Jaw Pain Weeks after Dental Anesthetic
Today`s date: 9-21-09 On 8-26-09 had a temporary crown installed, lower lefthand side. STILL HAVE some pain in jaw when I open mouth to eat.
Someone in the same dental office examined the situation on 9-9-09 (and made minor adjustment to the temp crown - the adjustment was not related to the problem I`m having).
His findings - that (forgive my layman`s terminology) there was something like a tissue/muscle spasm in the UPPER left side of the gum or cheek, that would be slow to heal.
I think it is improving...but so slowly there are moments of doubt about that point. And as I`m sure you understand, when one opens the mouth to put food in, and experiences a shot of pain in the jaw area, the joy or solace of eating, even a comfort food, is lost...and replaced by distress that it is perhaps a semi-permanent problem.
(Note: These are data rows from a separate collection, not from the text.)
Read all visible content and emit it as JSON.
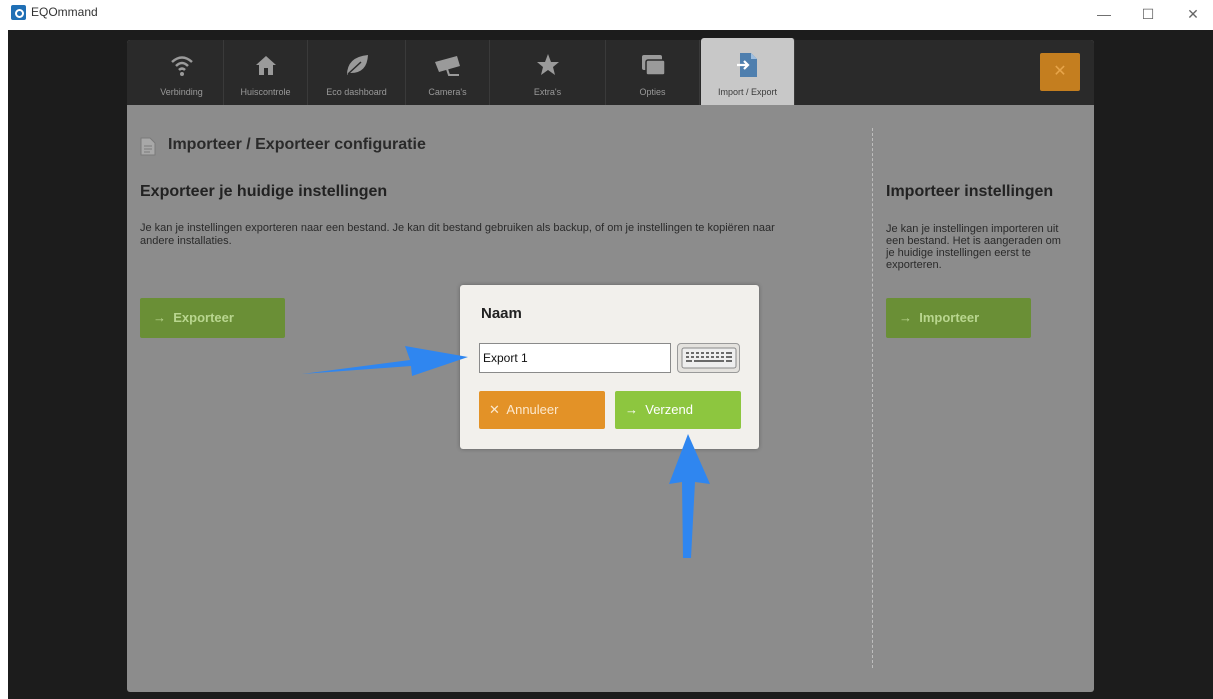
{
  "window": {
    "title": "EQOmmand",
    "minimize": "—",
    "maximize": "☐",
    "close": "✕"
  },
  "tabs": [
    {
      "label": "Verbinding",
      "icon": "wifi-icon"
    },
    {
      "label": "Huiscontrole",
      "icon": "home-icon"
    },
    {
      "label": "Eco dashboard",
      "icon": "leaf-icon"
    },
    {
      "label": "Camera's",
      "icon": "camera-icon"
    },
    {
      "label": "Extra's",
      "icon": "star-icon"
    },
    {
      "label": "Opties",
      "icon": "windows-icon"
    },
    {
      "label": "Import / Export",
      "icon": "import-export-icon",
      "active": true
    }
  ],
  "close_button": "✕",
  "page": {
    "title": "Importeer / Exporteer configuratie",
    "export": {
      "heading": "Exporteer je huidige instellingen",
      "line1": "Je kan je instellingen exporteren naar een bestand. Je kan dit bestand gebruiken als backup, of om je instellingen te kopiëren naar",
      "line2": "andere installaties.",
      "button": "Exporteer"
    },
    "import": {
      "heading": "Importeer instellingen",
      "lines": [
        "Je kan je instellingen importeren uit",
        "een bestand. Het is aangeraden om",
        "je huidige instellingen eerst te",
        "exporteren."
      ],
      "button": "Importeer"
    }
  },
  "dialog": {
    "title": "Naam",
    "input_value": "Export 1",
    "cancel_label": "Annuleer",
    "send_label": "Verzend"
  },
  "colors": {
    "accent_orange": "#e39227",
    "accent_green": "#8dc63f",
    "dark_green": "#6a8f36"
  }
}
In your experience and from your knowledge, how long do you feel such a situation can last? Thinking back, I feel it was triggered when a second inection of anasthetic was made...and the problem took some days awhile to surface. I am takng every precaution to guard against any infection and reduce inflammation.
Very much appreciate your help...any thoughts you might have about this siutaion.
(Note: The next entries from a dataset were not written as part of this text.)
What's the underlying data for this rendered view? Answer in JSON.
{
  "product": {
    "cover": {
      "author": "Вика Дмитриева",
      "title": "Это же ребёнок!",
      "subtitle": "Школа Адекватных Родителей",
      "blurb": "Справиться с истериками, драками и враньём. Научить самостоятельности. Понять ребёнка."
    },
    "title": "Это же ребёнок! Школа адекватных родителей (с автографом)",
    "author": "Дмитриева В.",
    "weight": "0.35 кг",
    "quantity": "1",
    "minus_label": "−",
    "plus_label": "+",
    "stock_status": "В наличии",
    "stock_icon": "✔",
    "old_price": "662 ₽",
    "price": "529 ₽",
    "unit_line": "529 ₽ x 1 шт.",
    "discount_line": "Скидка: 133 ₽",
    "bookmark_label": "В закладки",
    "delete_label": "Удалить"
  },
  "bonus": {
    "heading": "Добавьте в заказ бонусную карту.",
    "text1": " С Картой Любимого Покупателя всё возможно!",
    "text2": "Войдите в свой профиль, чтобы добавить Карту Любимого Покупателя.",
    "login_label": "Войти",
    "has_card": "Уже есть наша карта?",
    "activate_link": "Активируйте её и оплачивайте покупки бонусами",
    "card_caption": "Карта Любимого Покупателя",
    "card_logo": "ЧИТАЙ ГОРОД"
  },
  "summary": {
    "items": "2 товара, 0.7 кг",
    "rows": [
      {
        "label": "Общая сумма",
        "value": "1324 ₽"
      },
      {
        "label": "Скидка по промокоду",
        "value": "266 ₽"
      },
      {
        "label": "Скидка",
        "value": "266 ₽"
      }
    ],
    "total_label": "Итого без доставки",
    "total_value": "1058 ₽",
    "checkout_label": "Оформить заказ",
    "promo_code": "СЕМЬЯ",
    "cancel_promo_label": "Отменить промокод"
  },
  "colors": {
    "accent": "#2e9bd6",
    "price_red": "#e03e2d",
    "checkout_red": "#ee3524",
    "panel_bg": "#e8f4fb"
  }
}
This could be a number of things. The diagnosis is difficult without clinical examination and correlation with a careful history. I do appreciate your detail, but it is not complete from a diagnostic standpoint.
I will comment on your thought about the injection, however, being associated with your current symptoms. This could have been needle trauma where a blood vessel was pierced, causing bleeding into the deep tissue and muscle where the injection occurred. This can lead to a myositis which presents with limited mouth opening and pain. This usually resolves with gentle stretching after a period of rest and anti-inflammatories, but it can be slow to get back to normal mouth opening. Usually, there is significant improvement in 4 - 6 weeks. There can be pain with chewing, especially if this is done on the same side as the apparent injury.
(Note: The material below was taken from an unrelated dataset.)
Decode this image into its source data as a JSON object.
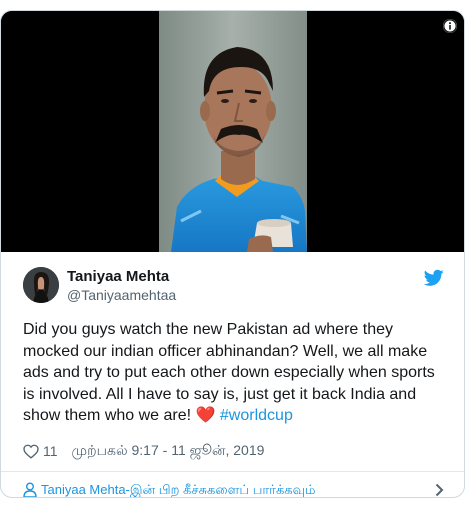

This could also be a lingering needle tract infection, I think this should be seriously considered as the symptoms are persistent. This is an infection from the injection - rare, but it occurs and can present as you describe.
This could also be a problem with the jaw joint itself or a completely unrelated problem, such as Trigeminal neuralgia, a painful condition of the nerves to the jaw and face.
As an initial option, I would consult with the dentist but if no diagnosis is clear, perhaps consult with an oral surgeon, or with a dentist that specialized in facial pain. This latter group is diverse and benefits from a specific referral.
Steven I Ganzberg, SB, DMD, MS
Formerly, Clinical Professor of Dentistry
College of Dentistry
The Ohio State University